Mass gatherings, including sporting events, religious occasions, festivals, concerts and alike bring together people from all over the world. As such, mass gathering events carry a risk of public health emergencies. With transport options becoming more affordable and accessible and businesses operating on a global scale, it is expected that more mass gatherings will take place; greater numbers of nations will be hosting them; and participants will be travelling from an increasingly large and distant number of countries. All these factors introduce new challenges to national and international health security. The COVID19 crisis has dramatically highlighted the need for managing such major events.
To respond to these challenges, over 100 experts from Kazakhstan, Kyrgyzstan, Mongolia, Pakistan, Tajikistan and Uzbekistan got together on 5-8 April 2022 in Tashkent (Uzbekistan) to be trained on preparedness and response to mass gathering events. This training-of-trainers (ToT) is the first of the series of regional capacity building interventions that will be conducted in the context of Project 87 “Preparedness and Response for Mass Gatherings and Other Health Threats in Central Asia (PRECA)” implemented by the International Science and Technology Center (ISTC). The project is designed and delivered within the framework of the European Union Chemical Biological Radiological and Nuclear Risk Mitigation Centres of Excellence (EU CBRN CoE) Initiative, financed by the European Commission and implemented by the United Nations Interregional Crime and Justice Research Institute (UNICRI) together with other entities.
During the high-level plenary opening session of the event on 5 April 2022, Mr. Bakhtiyor Gulyamov, Head of the EU CBRN Centre of Excellence Regional Secretariat for Central Asia, highlighted that: “In the context of COVID-19, mass gathering events could trigger public health risks. To ensure mass gatherings are held as safely as possible, the project will support capacity building across Central Asian countries to ensure that all participants of mass gatherings and the population at large are protected”.
H. E. Ms. Charlotte Adriaen, Ambassador of the European Union (EU) to Uzbekistan pointed out that: “Security issues are now more than ever a priority, not only for Uzbekistan, but also for the European Union. It is also one of the key directions of the Enhanced Partnership and Cooperation Agreement, which is currently under negotiation. Within the EU-funded Project, we are happy to share the European knowledge and technics to ensure the right of people to participate in public gatherings in the best and safer manner.”

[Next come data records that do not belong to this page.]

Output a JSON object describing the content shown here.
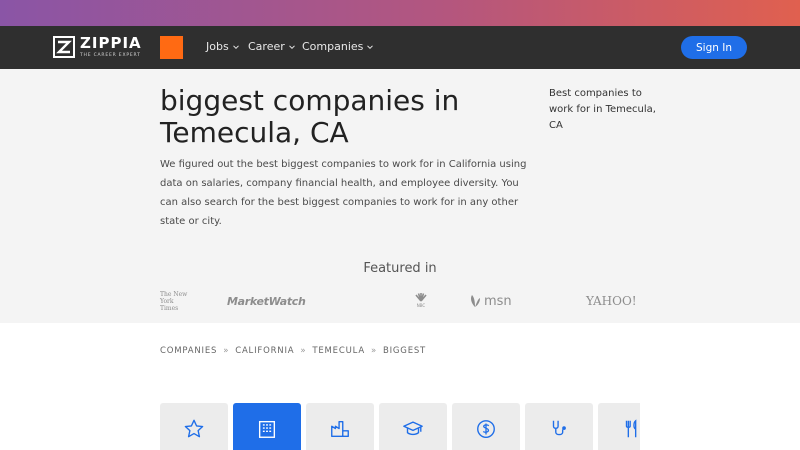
{
  "brand": {
    "name": "ZIPPIA",
    "tagline": "THE CAREER EXPERT"
  },
  "nav": {
    "items": [
      "Jobs",
      "Career",
      "Companies"
    ],
    "signin_label": "Sign In"
  },
  "hero": {
    "title": "biggest companies in Temecula, CA",
    "description": "We figured out the best biggest companies to work for in California using data on salaries, company financial health, and employee diversity. You can also search for the best biggest companies to work for in any other state or city.",
    "side_note": "Best companies to work for in Temecula, CA"
  },
  "featured": {
    "heading": "Featured in",
    "outlets": {
      "nyt": "The New York Times",
      "marketwatch": "MarketWatch",
      "nbc": "NBC",
      "msn": "msn",
      "yahoo": "YAHOO!"
    }
  },
  "breadcrumb": [
    "COMPANIES",
    "CALIFORNIA",
    "TEMECULA",
    "BIGGEST"
  ],
  "categories": [
    {
      "icon": "star-icon",
      "active": false
    },
    {
      "icon": "building-icon",
      "active": true
    },
    {
      "icon": "factory-icon",
      "active": false
    },
    {
      "icon": "graduation-cap-icon",
      "active": false
    },
    {
      "icon": "dollar-icon",
      "active": false
    },
    {
      "icon": "stethoscope-icon",
      "active": false
    },
    {
      "icon": "fork-knife-icon",
      "active": false
    }
  ],
  "colors": {
    "accent": "#1f6ee8",
    "brand_orange": "#ff6a13",
    "navbar": "#2f2f2f"
  }
}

This training-of-trainers (ToT) will continue during the week of 5-8 April 2022. It includes a wide range of issues, including conducting risk assessments tailored for specific events, as well as operational planning, multisectoral coordination, surveillance systems and rapid response, testing capacity, contingency planning and public communication.
The EU CBRN CoE Initiative is funded by the European Commission and implemented in cooperation with the United Nations Interregional Crime and Justice Research Institute (UNICRI) and the European Commission Joint Research Centre (JRC). The European External Action Service is also involved in the follow-up to the initiative. The initiative is developed with the technical support of relevant international and regional organizations, the EU Member States, and other stakeholders, through coherent and effective cooperation at the national, regional and international level. The initiative involves 62 countries in eight regions across the world.